     Our philosophy also needs to take into account the very high cost of living in this tri-state area. 

     Finally, when we calculate the flat tuition, we need to build in the salary increases into the number we select for the flat tuition.   











 In accordance with section 3.7.d of the Faculty Guide, five faculty members were elected to serve on a committee to review charges against a tenured faculty member who has been dismissed or a probationary or term contract faculty member whose or the termination of a term, probationary, or faculty associate appointment before the end of a specified term.  The faculty members elected were:

Judith Stark
Marian Glenn
Nick Snow
Martha Carpentier
George Browne 

These names were forwarded to the provost. In the event that an elected committee member cannot serve, a nominee who received the next highest number of votes will be asked to serve in his/her place.


Meeting Minutes   September 2005

Executive Committee Report  September 2005

Senate Committees 2005-2006


The Core Curriculum Committee has worked all summer on next steps regarding implementation of the principles of a new general education program that was approved by the Faculty Senate at its meeting last February.  To address the various components of this motion, 15 subcommittees have been created to carry out the work of the Committee.  Included are:


§         Development of Three Signature Courses

§         Development of Literacies and Methdologies

§         Faculty Development Universal Proficiencies

§         Reduction of Credits to 120

§         Development of Flat Tution

§         Assessment

§         Future Resources:  Staffing Model

§         Future Resources:  Faculty Development Resource Model

§         Administrator and Staff Development

§         Teaching Across the Curriculum:  Finding a Comfort Zone with Foreign Material

§         Develop CDIs for Core Implementation

§         Development of Model for Pilot

§         Special Populations

§         Theoretical Perspectives on New Core Curriculum

§         Revision of College Cores

§         Spreading the Word:  Marketing Our Accomplishment

These subcommittees are working on a variety of projects and timetables have been established for all of this work.  Since June, a seminar was held on the Signature Courses and applications were submitted by faculty to develop and pilot the first course.  These applications were approved by the Signature Course Working Group and the Core Curriculum Committee and have been forwarded to the Provost for his approval.  An announcement of the 16 successful applicants will be made shortly. 
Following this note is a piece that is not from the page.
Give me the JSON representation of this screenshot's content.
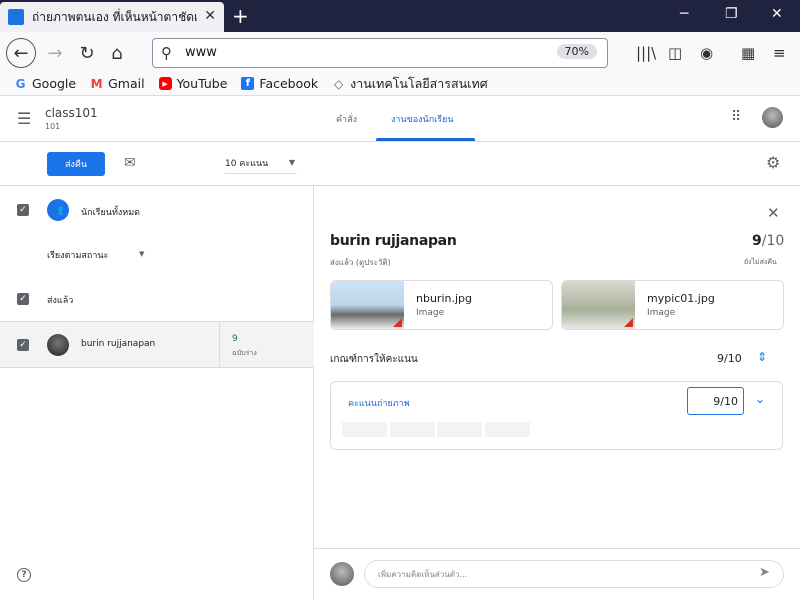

Faculty development on five of the six proficiencies continues.  These proficiencies will be infused into at least 50 courses this fall as a result of this work.  The sixth proficiency – writing – is moving into phase two as faculty development in this area has been going on for several years. 

A lecture series will be held this academic year: “Finding a Comfort Zone with Core Material.”  The first of these lecture series will be on the 23rd of September, a national expert in critical thinking, Susan Wolcott will be on campus at 10:00 for an open lecture and 12:00 for a workshop on implementing these ideas into classes.
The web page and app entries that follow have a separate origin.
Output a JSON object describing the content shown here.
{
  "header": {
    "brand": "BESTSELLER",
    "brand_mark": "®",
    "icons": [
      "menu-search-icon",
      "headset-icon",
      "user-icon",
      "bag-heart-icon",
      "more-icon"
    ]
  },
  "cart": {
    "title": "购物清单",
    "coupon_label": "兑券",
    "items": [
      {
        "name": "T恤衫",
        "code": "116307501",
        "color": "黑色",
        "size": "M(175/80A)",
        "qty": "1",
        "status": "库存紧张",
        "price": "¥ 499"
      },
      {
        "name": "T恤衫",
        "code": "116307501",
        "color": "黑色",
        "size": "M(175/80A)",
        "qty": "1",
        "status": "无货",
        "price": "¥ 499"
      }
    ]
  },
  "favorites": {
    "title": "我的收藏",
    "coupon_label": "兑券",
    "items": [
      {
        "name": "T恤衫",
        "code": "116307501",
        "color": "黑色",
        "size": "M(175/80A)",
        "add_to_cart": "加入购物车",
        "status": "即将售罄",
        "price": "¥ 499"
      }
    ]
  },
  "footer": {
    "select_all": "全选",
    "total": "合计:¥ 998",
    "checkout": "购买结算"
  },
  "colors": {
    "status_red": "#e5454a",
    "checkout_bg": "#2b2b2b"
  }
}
                   Compensation Update

The Executive Cabinet will meet with Sr. Paula Buley and Provost Tom Lindsay on Thursday, Oct. 6, and will receive the compensation study at the time. 

In addition, the Compensation Committee has continued to meet to discuss other issues related to compensation, such as the issue of senior faculty back pay and a retirement plan for all faculty.  At a recent meeting with other interested faculty, it was decided to create a subcommittee, to be chaired by Pat Kuchon, to assist in these efforts.

Compensation is a priority item on the Senate agenda for the coming year.  For more details, see the Senate Chair's Convocation address (link below). 








Senate Chair's Convocation Address


Senate Meetings 2005-2006

September 9, 2005
October 7, 2005
November 4, 2005
December 2, 2005
January 13, 2006
February 3, 2006
March 3, 2006
April 7, 2006
May 5, 2006
June 2, 2006




[Developed for the Faculty Senate by the TLTC.]

If you have comments, questions, or suggestions regarding the material in this newsletter, please contact Mary Balkun,  Faculty Senate Executive Secretary,  at